President of Uptown 240 backs out of development update less than an hour before scheduled start, leaving residents with unanswered questions
Community members who gathered for an update on the Uptown 240 project Tuesday were left with many unanswered questions after the president of the development backed out of the meeting less than an hour before it was supposed to begin.
Owner Danilo Ottoborgo was supposed to join the lender for a question-and-answer session with Dillon residents regarding the project, which has faced significant delays since crews broke ground in summer 2019, but the scheduled hourlong meeting, which began as an idea from Dillon Mayor Carolyn Skowyra to increase communication on the project, ended in about 20 minutes.
Nathan Johnson, town manager of Dillon, said that he received an email from Ottoborgo at 2:40 p.m. on Tuesday stating he was not going to make it, and Johnson read the email from Ottoborgo to attendees. The open house was slated to begin at 3:30 p.m.
Almost every seat in the chambers was filled, and more community members stood along the walls to listen in on the open house. According to the email read by Johnson, Uptown 240 “continues to work diligently” to complete the refinancing process on the development.
“There are minimal steps that remain to complete the closing process and receive the necessary funding prior to the end of November. (Uptown 240 is) working with a new title company to work towards finalizing the necessary settlements in order to achieve a successful closing,” Johnson stated as he read from the email. “We look forward to the upcoming closing and bringing Uptown 240 to fruition for our purchasers, hometown and community.”
Development on the planned 80-unit luxury condominium project in downtown Dillon stalled in April 2020 when the pandemic began because the project lost significant amounts of funding. Since then, the only major action taken at the site was the removal of the red crane looming over the property at the corner of Buffalo Street and Lake Dillon Drive. RMS Cranes removed the crane in the first half of June. Ottoborgo described the removal as temporary, saying he has plans to resume construction as soon as finances can be secured.
Recently, the Porritt Group purchased Uptown 240’s debt, but winter took its toll on the foundation that was already put in the ground. Sections of the concrete pours at the site will reportedly be strengthened in the coming months, likely before winter, since the weight of snowfall over the past two winters has strained them. The repairs were identified after a structural engineer visited the site and said the weight of Summit County’s snow was more than what the concrete structures were meant to hold in their unfinished state.

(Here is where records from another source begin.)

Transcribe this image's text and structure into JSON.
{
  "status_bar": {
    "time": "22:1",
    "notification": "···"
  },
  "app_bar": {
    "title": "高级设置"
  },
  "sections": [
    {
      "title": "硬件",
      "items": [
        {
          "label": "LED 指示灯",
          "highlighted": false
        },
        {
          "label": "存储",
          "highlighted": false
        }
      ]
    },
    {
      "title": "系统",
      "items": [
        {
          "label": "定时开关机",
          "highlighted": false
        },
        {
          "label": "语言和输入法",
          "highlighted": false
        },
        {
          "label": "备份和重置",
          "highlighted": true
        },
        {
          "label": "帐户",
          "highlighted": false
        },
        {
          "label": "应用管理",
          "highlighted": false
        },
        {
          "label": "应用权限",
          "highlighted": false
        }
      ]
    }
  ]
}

Throughout the process, the town of Dillon staff and Summit County building staff have allowed for some extensions for some permits, and Johnson said this was to minimize further delays of the project.
“(Delays are) something that all parties involved want to avoid because, obviously, the completion of this project is the goal,” Nicholas Cotton Baez, town attorney for Dillon, said. “So that’s why you’re seeing extensions. It’s not doing anything specific to help the developer in this instance, but we realize that there are other interests involved.”
In addition, the damage inflicted by the snow is enough to require some sections to be torn down come spring, Jake Porritt, managing member of the Porritt Group, said in September. The whole development team is seeking to retain as much of the current build as possible, he said.
Several members of the Porritt Group attended the open house on Tuesday, and Porritt answered questions that the group had liberty to respond to as the lender.
“We are here just because we are the underlying lender on the project. We don’t have any update for you in terms of new communication with the borrower. We had anticipated that we would — by this time — but we don’t,” Porritt said. “I hope that (Ottoborgo) will be here to provide you with more updates about the his intentions.”
Questions and concerns from unit owners such as current timelines and any updates on the development could not be answered, since those are questions for the president of the development, Ottoborgo.
Support Local Journalism
Support Local Journalism
As a Summit Daily News reader, you make our work possible.
Summit Daily is embarking on a multiyear project to digitize its archives going back to 1989 and make them available to the public in partnership with the Colorado Historic Newspapers Collection. The full project is expected to cost about $165,000. All donations made in 2023 will go directly toward this project.
Every contribution, no matter the size, will make a difference.